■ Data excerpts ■

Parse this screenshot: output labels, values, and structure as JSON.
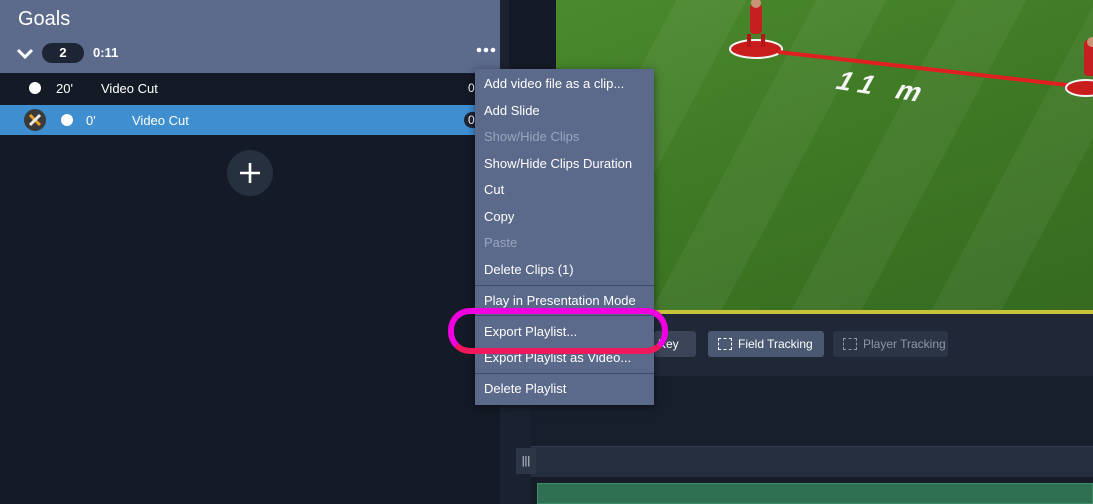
{
  "playlist": {
    "title": "Goals",
    "clip_count": "2",
    "duration": "0:11"
  },
  "clips": [
    {
      "time": "20'",
      "name": "Video Cut",
      "trail": "0"
    },
    {
      "time": "0'",
      "name": "Video Cut",
      "trail": "0"
    }
  ],
  "field": {
    "distance_label": "11 m"
  },
  "toolbar": {
    "key_label": "Key",
    "field_tracking_label": "Field Tracking",
    "player_tracking_label": "Player Tracking"
  },
  "timeline": {
    "handle_glyph": "|||"
  },
  "context_menu": {
    "items": [
      {
        "label": "Add video file as a clip...",
        "enabled": true
      },
      {
        "label": "Add Slide",
        "enabled": true
      },
      {
        "label": "Show/Hide Clips",
        "enabled": false
      },
      {
        "label": "Show/Hide Clips Duration",
        "enabled": true
      },
      {
        "label": "Cut",
        "enabled": true
      },
      {
        "label": "Copy",
        "enabled": true
      },
      {
        "label": "Paste",
        "enabled": false
      },
      {
        "label": "Delete Clips (1)",
        "enabled": true
      },
      {
        "label": "Play in Presentation Mode",
        "enabled": true
      },
      {
        "label": "Export Playlist...",
        "enabled": true
      },
      {
        "label": "Export Playlist as Video...",
        "enabled": true
      },
      {
        "label": "Delete Playlist",
        "enabled": true
      }
    ]
  },
  "colors": {
    "accent_selected_row": "#3e8ed0",
    "menu_background": "#5b698a",
    "highlight_ring": "#f000e0"
  }
}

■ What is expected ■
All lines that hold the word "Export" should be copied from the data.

■ Response box ■
        "label": "Export Playlist...",
        "label": "Export Playlist as Video...",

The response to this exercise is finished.